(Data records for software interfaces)
====
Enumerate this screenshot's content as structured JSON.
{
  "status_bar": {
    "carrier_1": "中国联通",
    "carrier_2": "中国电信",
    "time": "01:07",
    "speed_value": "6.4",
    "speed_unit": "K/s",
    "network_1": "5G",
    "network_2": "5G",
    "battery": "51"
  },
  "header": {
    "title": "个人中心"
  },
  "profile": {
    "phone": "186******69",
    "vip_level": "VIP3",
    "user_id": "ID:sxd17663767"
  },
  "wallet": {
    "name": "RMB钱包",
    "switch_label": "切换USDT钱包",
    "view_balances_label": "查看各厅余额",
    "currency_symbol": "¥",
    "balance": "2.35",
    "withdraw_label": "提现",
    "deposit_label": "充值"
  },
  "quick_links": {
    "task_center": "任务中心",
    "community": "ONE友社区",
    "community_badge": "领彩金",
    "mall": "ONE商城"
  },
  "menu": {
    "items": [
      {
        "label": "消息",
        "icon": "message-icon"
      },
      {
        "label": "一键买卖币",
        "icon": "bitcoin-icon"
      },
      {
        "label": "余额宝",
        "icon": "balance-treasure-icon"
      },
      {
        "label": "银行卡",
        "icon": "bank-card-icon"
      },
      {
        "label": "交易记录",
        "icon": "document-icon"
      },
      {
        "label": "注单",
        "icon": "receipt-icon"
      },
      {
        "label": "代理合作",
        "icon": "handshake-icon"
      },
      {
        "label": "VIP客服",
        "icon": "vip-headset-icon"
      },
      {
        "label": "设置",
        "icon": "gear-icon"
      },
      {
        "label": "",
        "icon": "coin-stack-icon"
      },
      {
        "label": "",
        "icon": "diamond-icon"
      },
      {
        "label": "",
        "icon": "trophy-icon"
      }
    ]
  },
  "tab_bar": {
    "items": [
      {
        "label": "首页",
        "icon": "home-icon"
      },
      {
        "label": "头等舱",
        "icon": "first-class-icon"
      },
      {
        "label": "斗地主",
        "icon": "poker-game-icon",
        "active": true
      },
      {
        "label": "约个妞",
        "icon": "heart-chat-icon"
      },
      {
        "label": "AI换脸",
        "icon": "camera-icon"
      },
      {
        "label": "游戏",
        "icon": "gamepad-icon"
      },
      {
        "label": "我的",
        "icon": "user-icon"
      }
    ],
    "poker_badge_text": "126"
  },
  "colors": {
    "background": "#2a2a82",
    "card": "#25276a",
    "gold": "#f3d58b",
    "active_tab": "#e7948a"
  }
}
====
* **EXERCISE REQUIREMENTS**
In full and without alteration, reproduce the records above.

* **EXERCISE ANSWER**
Enumerate this screenshot's content as structured JSON.
{
  "status_bar": {
    "carrier_1": "中国联通",
    "carrier_2": "中国电信",
    "time": "01:07",
    "speed_value": "6.4",
    "speed_unit": "K/s",
    "network_1": "5G",
    "network_2": "5G",
    "battery": "51"
  },
  "header": {
    "title": "个人中心"
  },
  "profile": {
    "phone": "186******69",
    "vip_level": "VIP3",
    "user_id": "ID:sxd17663767"
  },
  "wallet": {
    "name": "RMB钱包",
    "switch_label": "切换USDT钱包",
    "view_balances_label": "查看各厅余额",
    "currency_symbol": "¥",
    "balance": "2.35",
    "withdraw_label": "提现",
    "deposit_label": "充值"
  },
  "quick_links": {
    "task_center": "任务中心",
    "community": "ONE友社区",
    "community_badge": "领彩金",
    "mall": "ONE商城"
  },
  "menu": {
    "items": [
      {
        "label": "消息",
        "icon": "message-icon"
      },
      {
        "label": "一键买卖币",
        "icon": "bitcoin-icon"
      },
      {
        "label": "余额宝",
        "icon": "balance-treasure-icon"
      },
      {
        "label": "银行卡",
        "icon": "bank-card-icon"
      },
      {
        "label": "交易记录",
        "icon": "document-icon"
      },
      {
        "label": "注单",
        "icon": "receipt-icon"
      },
      {
        "label": "代理合作",
        "icon": "handshake-icon"
      },
      {
        "label": "VIP客服",
        "icon": "vip-headset-icon"
      },
      {
        "label": "设置",
        "icon": "gear-icon"
      },
      {
        "label": "",
        "icon": "coin-stack-icon"
      },
      {
        "label": "",
        "icon": "diamond-icon"
      },
      {
        "label": "",
        "icon": "trophy-icon"
      }
    ]
  },
  "tab_bar": {
    "items": [
      {
        "label": "首页",
        "icon": "home-icon"
      },
      {
        "label": "头等舱",
        "icon": "first-class-icon"
      },
      {
        "label": "斗地主",
        "icon": "poker-game-icon",
        "active": true
      },
      {
        "label": "约个妞",
        "icon": "heart-chat-icon"
      },
      {
        "label": "AI换脸",
        "icon": "camera-icon"
      },
      {
        "label": "游戏",
        "icon": "gamepad-icon"
      },
      {
        "label": "我的",
        "icon": "user-icon"
      }
    ],
    "poker_badge_text": "126"
  },
  "colors": {
    "background": "#2a2a82",
    "card": "#25276a",
    "gold": "#f3d58b",
    "active_tab": "#e7948a"
  }
}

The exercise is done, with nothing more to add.